Off-targeting remains a central challenge in the application of RNAi knockdown experiments utilizing si- or shRNAs. Especially if it comes to screening in medium- to large scales off-targeting increases cost and efforts by reducing validation rates. Off-targeting means that the used RNAi mediator silences other transcripts in addition to the intended one in a sequence dependent manner. Consequently, observed phenotypes can be due to the knockdown of the intended target, the unintended silenced transcripts or to a combination of both.
Some improvements to increase the specificity of siRNAs have been achieved, e.g. by avoiding the 3’-untranslated regions or seed-region homologies.
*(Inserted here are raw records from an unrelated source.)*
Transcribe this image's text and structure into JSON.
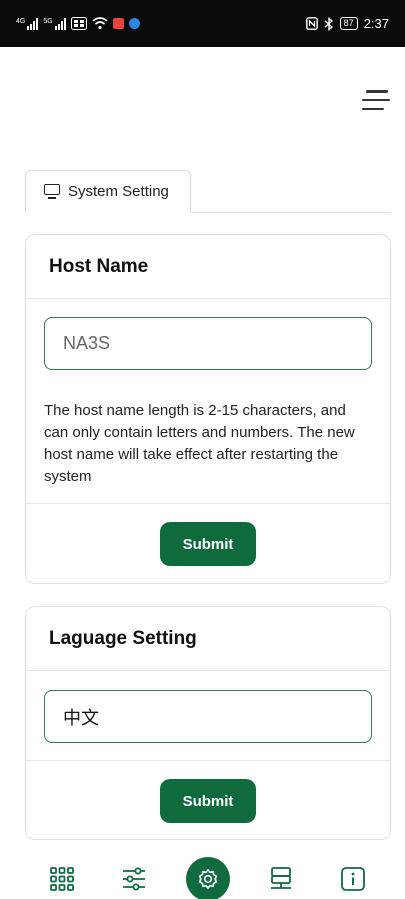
{
  "status_bar": {
    "network_1": "4G",
    "network_2": "5G",
    "time": "2:37",
    "battery": "87"
  },
  "header": {
    "menu_icon": "hamburger-menu-icon"
  },
  "tabs": [
    {
      "label": "System Setting",
      "icon": "monitor-icon"
    }
  ],
  "host_name": {
    "title": "Host Name",
    "input_placeholder": "NA3S",
    "hint": "The host name length is 2-15 characters, and can only contain letters and numbers. The new host name will take effect after restarting the system",
    "submit_label": "Submit"
  },
  "language": {
    "title": "Laguage Setting",
    "selected_value": "中文",
    "submit_label": "Submit"
  },
  "bottom_nav": [
    {
      "icon": "grid-icon"
    },
    {
      "icon": "sliders-icon"
    },
    {
      "icon": "settings-gear-icon",
      "active": true
    },
    {
      "icon": "network-icon"
    },
    {
      "icon": "info-icon"
    }
  ],
  "colors": {
    "accent": "#0f6b3d",
    "input_border": "#2f7a45",
    "status_bar": "#0b0b0b"
  }
}
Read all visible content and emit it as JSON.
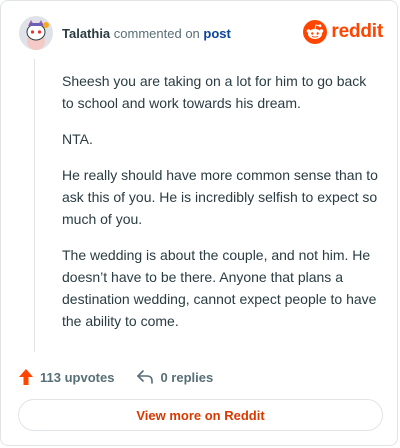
{
  "header": {
    "author": "Talathia",
    "action_text": "commented on",
    "post_link": "post",
    "brand": "reddit"
  },
  "comment": {
    "paragraphs": [
      "Sheesh you are taking on a lot for him to go back to school and work towards his dream.",
      "NTA.",
      "He really should have more common sense than to ask this of you. He is incredibly selfish to expect so much of you.",
      "The wedding is about the couple, and not him. He doesn’t have to be there. Anyone that plans a destination wedding, cannot expect people to have the ability to come."
    ]
  },
  "footer": {
    "upvotes": "113 upvotes",
    "replies": "0 replies"
  },
  "cta": {
    "label": "View more on Reddit"
  },
  "colors": {
    "brand_orange": "#ff4500",
    "cta_text": "#d93900",
    "link_blue": "#0a449b"
  },
  "icons": {
    "avatar": "snoo-avatar-icon",
    "brand": "reddit-logo-icon",
    "upvote": "upvote-arrow-icon",
    "reply": "reply-arrow-icon"
  }
}
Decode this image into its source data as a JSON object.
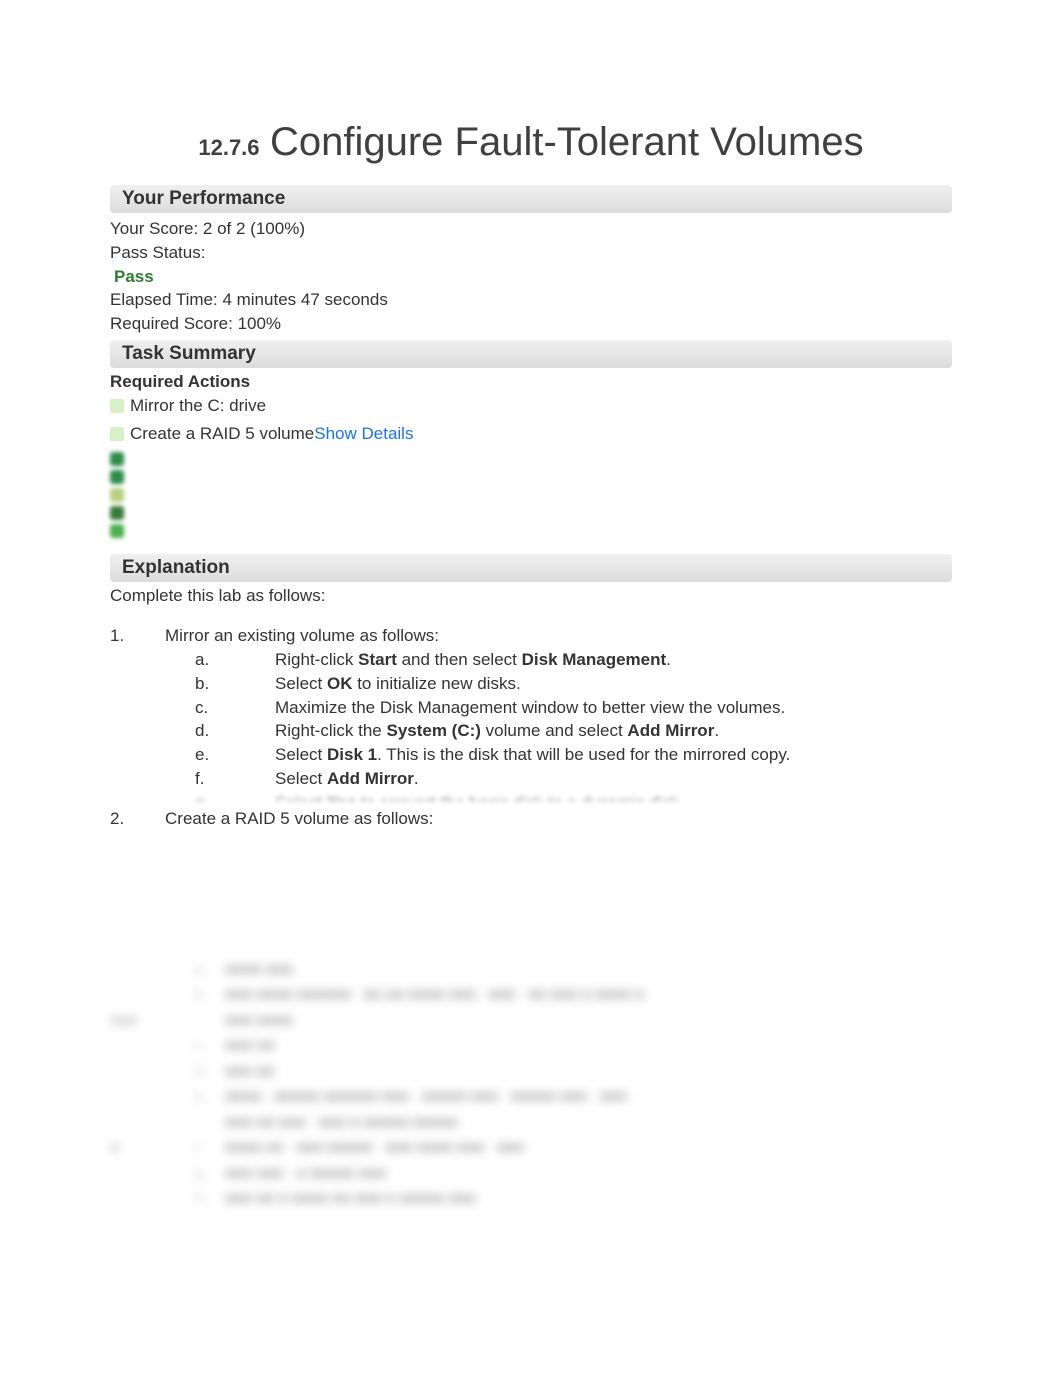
{
  "title": {
    "number": "12.7.6",
    "text": "Configure Fault-Tolerant Volumes"
  },
  "performance": {
    "header": "Your Performance",
    "score_line": "Your Score: 2 of 2 (100%)",
    "pass_label": "Pass Status:",
    "pass_value": "Pass",
    "elapsed": "Elapsed Time: 4 minutes 47 seconds",
    "required": "Required Score: 100%"
  },
  "task_summary": {
    "header": "Task Summary",
    "required_label": "Required Actions",
    "actions": [
      {
        "text": "Mirror the C: drive"
      },
      {
        "text": "Create a RAID 5 volume",
        "show_details": "Show Details"
      }
    ]
  },
  "explanation": {
    "header": "Explanation",
    "intro": "Complete this lab as follows:",
    "steps": [
      {
        "num": "1.",
        "text": "Mirror an existing volume as follows:",
        "sub": [
          {
            "m": "a.",
            "prefix": "Right-click ",
            "b1": "Start",
            "mid": " and then select ",
            "b2": "Disk Management",
            "suffix": "."
          },
          {
            "m": "b.",
            "prefix": "Select ",
            "b1": "OK",
            "mid": " to initialize new disks.",
            "b2": "",
            "suffix": ""
          },
          {
            "m": "c.",
            "prefix": "Maximize the Disk Management window to better view the volumes.",
            "b1": "",
            "mid": "",
            "b2": "",
            "suffix": ""
          },
          {
            "m": "d.",
            "prefix": "Right-click the ",
            "b1": "System (C:)",
            "mid": " volume and select ",
            "b2": "Add Mirror",
            "suffix": "."
          },
          {
            "m": "e.",
            "prefix": "Select ",
            "b1": "Disk 1",
            "mid": ". This is the disk that will be used for the mirrored copy.",
            "b2": "",
            "suffix": ""
          },
          {
            "m": "f.",
            "prefix": "Select ",
            "b1": "Add Mirror",
            "mid": ".",
            "b2": "",
            "suffix": ""
          }
        ]
      },
      {
        "num": "2.",
        "text": "Create a RAID 5 volume as follows:"
      }
    ]
  }
}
But a design algorithm that can faithfully predict and prevent off-target effects is presently not available.
In contrast, esiRNA are inherently target-specific due to the complex mixture of many different siRNAs. Pooling of many siRNAs that all share their on-target gene is known to increase specificity because all siRNAs in the pool differ by their sequence-dependent off-target signatures. As a consequence, all individual siRNAs add to the overall silencing of the target, while off-target effects are diluted out (figure 2a). A quantitative correlation between pool complexity and specificity can be seen as well. Measuring the number of off-target transcripts by microarray after transfection of increasingly complex pools of siRNAs conclusively shows this quantitative relationship (figure 2b and 2c).